Brooklyn Nets faced 'one too many obstacles this year,' Steve Nash says

NEW YORK -- The Brooklyn Nets couldn't stave off the effects of mounting injuries any longer.

After defying the odds that hamstring strains and ankle sprains had dealt, after mesmerizing and even historic performances, the Nets just didn't have quite enough to outlast the Milwaukee Bucks in a 115-111 overtime loss in Game 7 of the Eastern Conference semifinals.

Kyrie Irving sat on the sideline in street clothes on Saturday night, and although James Harden played in Game 7, he did so "on one leg," as Nets coach Steve Nash put it, as he battled through a hamstring injury that required his right leg to be wrapped in elastic therapeutic tape.

Despite all of that, Nash thought his group had hope.

"I still thought we could win it," Nash said. "And clearly, I think we proved tonight that we could. Game could have gone either way. You always know there's a chance. Anything can happen. I think we just faced one too many obstacles this year. Because our guys gave everything they had."

Injuries were unrelenting for Brooklyn this season. Both Harden and Kevin Durant each missed more than a month with hamstring strains. The Nets' Big Three of Irving, Harden and Durant played just eight games together in the regular season before the playoffs began. But as the postseason approached, the Nets were finally at full strength.

It didn't last long.

In Game 2 against the Boston Celtics, Jeff Green aggravated the plantar fascia in his left foot that had been plaguing him all season. He missed six games. In Game 1 of the Nets' series against the Bucks, Harden pulled the same hamstring that caused him to miss time in the regular season, and he missed three games. In a pivotal Game 4 against the Bucks, Irving crashed awkwardly to the floor on a layup, spraining an ankle.

Despite not having his full mobility, Harden rushed back and returned in Game 5. After the Nets were eliminated, Harden said that while the team was calling his injury hamstring tightness, he had been playing through a Grade 2 hamstring strain.

"Me, personally, like, it's frustrating," Harden said. "Just being durable and being myself for the last so many postseasons and dealing with this particular hamstring, I'm frustrated. We did everything we could towards the end. Just frustrated, but give the Bucks credit. They fought until the end, had a hell of a series. We just came up short."

But even with all of those ailments, the Nets pushed an almost fully healthy Milwaukee team to Game 7. Durant and Harden both played 53 minutes on Saturday night. Durant, who also played every second of Game 5 of the series, set a new Game 7 record, scoring 48 points. That included a miraculous jumper at the end of regulation to tie the score and force overtime.

A sliver of Durant's toe was on the 3-point arc when he hit that shot.

"My big-ass foot stepped on the line," Durant said. "I just saw a little screen-shot, how close I was to ending their season off that shot, but it wasn't in God's plan, and we move on."
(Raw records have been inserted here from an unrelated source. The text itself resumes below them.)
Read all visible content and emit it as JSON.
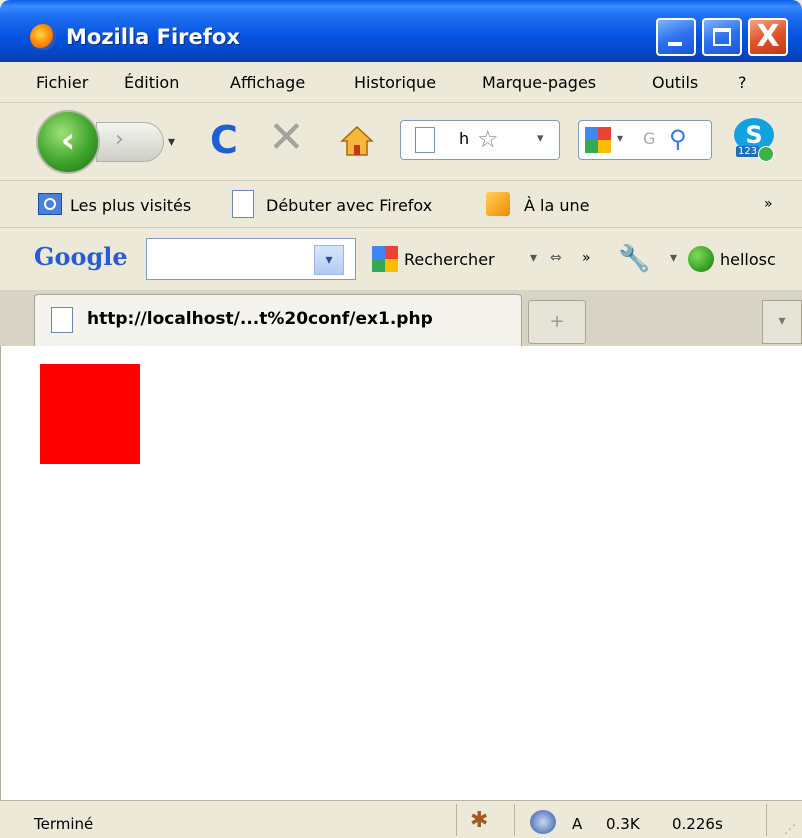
{
  "window": {
    "title": "Mozilla Firefox",
    "close_glyph": "X"
  },
  "menubar": {
    "items": [
      "Fichier",
      "Édition",
      "Affichage",
      "Historique",
      "Marque-pages",
      "Outils",
      "?"
    ]
  },
  "navbar": {
    "url_value": "h",
    "search_placeholder": "G"
  },
  "bookmarks": {
    "items": [
      "Les plus visités",
      "Débuter avec Firefox",
      "À la une"
    ],
    "more": "»"
  },
  "google_toolbar": {
    "logo": "Google",
    "search_label": "Rechercher",
    "more": "»",
    "user": "hellosc"
  },
  "tabs": [
    {
      "title": "http://localhost/...t%20conf/ex1.php",
      "active": true
    }
  ],
  "content": {
    "box_color": "#ff0000"
  },
  "statusbar": {
    "status": "Terminé",
    "indicator": "A",
    "size": "0.3K",
    "time": "0.226s"
  }
}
For the Nets, who were the title favorite for most of the season, moving on means taking a few days to digest the loss, rest and ultimately get healthy for a renewed pursuit of a championship next season. Brooklyn will need to address the contracts of several key players, including restricted free agent Bruce Brown, unrestricted free agents Green and Blake Griffin. Injured guard Spencer Dinwiddie also has a player option.

Brown said after Game 7 that he would like to play for the Nets again in the 2021-22 season. Green and Blake said that they would take a few days to recover before putting thought into the future, but both noted how much they enjoy playing in Brooklyn.

"I think we have guys that are extremely motivated, passionate about what they do, unselfish, willing to sacrifice, have a lot of character," Nash said. "I think they will regroup and be ready to go again. It's been a really difficult year. We got a lot thrown at us. They've survived it in incredible fashion. They'll get themselves ready to go again next year."